“She walks there all the time,” O’Brien said. “That’s kind of where we go to grab our lunch” when in Phoenix.
After she fell, Kirkpatrick went to a doctor, who diagnosed dehydration. After getting some hydration, she was back to the condo in a couple of hours, O’Brien said.
Kirkpatrick also fell in Washington, D.C., in January 2020, fracturing bones that time. She announced in March that she will not seek reelection after completing this term at the end of 2022.
Signatures sought to oust, elect Finchem
Now that state Rep. Mark Finchem has announced his plan to run for secretary of state, voters have the opportunity to sign on to oust him from office or elevate him to higher office.

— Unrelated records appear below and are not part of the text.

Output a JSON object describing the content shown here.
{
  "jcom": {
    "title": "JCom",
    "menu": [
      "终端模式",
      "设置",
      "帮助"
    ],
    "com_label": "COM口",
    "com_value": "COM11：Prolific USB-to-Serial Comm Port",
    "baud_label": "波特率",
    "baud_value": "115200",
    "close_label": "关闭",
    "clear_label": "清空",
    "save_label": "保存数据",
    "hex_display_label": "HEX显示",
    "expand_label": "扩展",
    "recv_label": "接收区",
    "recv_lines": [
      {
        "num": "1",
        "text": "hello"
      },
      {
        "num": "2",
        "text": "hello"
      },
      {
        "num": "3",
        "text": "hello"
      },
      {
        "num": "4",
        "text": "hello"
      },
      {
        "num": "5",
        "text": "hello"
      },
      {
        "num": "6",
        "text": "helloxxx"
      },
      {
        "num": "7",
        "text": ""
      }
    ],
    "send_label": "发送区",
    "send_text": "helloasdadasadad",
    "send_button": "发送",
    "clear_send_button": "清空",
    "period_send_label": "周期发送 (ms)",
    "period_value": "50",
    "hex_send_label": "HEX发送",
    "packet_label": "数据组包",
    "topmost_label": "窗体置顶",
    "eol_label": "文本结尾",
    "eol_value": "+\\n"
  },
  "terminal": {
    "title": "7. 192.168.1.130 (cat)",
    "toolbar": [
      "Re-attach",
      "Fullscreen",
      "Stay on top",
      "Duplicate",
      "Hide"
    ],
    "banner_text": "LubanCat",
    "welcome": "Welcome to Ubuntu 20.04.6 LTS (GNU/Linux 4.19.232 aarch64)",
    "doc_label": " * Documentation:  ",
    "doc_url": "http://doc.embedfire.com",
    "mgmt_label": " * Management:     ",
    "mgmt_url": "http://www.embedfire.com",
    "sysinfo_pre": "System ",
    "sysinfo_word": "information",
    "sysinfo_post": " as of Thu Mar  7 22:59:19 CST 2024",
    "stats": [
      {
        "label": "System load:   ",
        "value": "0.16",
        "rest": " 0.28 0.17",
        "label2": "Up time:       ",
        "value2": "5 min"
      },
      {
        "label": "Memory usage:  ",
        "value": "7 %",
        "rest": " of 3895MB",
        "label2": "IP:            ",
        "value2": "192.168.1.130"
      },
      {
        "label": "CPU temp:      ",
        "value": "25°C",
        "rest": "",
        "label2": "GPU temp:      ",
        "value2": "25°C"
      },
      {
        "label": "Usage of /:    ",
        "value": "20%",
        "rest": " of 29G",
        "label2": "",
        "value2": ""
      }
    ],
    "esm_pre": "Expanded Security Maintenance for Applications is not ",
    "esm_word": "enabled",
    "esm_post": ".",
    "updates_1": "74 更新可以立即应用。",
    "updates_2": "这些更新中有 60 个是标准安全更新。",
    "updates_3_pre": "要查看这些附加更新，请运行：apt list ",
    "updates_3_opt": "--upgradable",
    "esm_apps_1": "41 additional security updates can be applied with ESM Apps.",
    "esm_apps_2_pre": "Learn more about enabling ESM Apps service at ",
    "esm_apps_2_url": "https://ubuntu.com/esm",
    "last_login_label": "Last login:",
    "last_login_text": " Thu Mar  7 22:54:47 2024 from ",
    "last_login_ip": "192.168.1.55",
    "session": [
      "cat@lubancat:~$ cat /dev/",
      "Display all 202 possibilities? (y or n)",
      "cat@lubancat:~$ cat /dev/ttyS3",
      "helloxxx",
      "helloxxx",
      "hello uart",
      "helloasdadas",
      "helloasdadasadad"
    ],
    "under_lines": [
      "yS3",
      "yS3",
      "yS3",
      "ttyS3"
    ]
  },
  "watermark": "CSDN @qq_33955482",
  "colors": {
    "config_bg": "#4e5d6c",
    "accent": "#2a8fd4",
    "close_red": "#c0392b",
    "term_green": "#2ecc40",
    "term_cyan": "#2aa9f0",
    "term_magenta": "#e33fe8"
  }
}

Finchem says on his new campaign website: “On November 3rd, 2020, the unthinkable happened: Americans witnessed real-time reallocation of votes from one candidate to another, broadcast on national television.”
It’s not true, but if you want to sign his petitions to run for secretary of state, you can do it by clicking right there on the webpage.
Such is not the case for the recall campaign against Finchem, who is in his last term as a state representative. As recall spokesman Tony Cani noted, “The legislators have a law that allows themselves to collect (signatures) online to make the ballot, but you have to collect in person to remove them from office.”
The recall campaign has been out in Finchem’s district, Legislative District 11, and collected several thousand signatures, Cani said. He said the campaign is on track to reach the approximately 27,000 signatures needed to force a recall election. The deadline is July 8.
Only voters living in the district can sign the recall petitions, but any registered voters statewide can sign the candidate petition.
— Nicole Ludden
— Curt Prendergast
— Tim Steller
— Tim Steller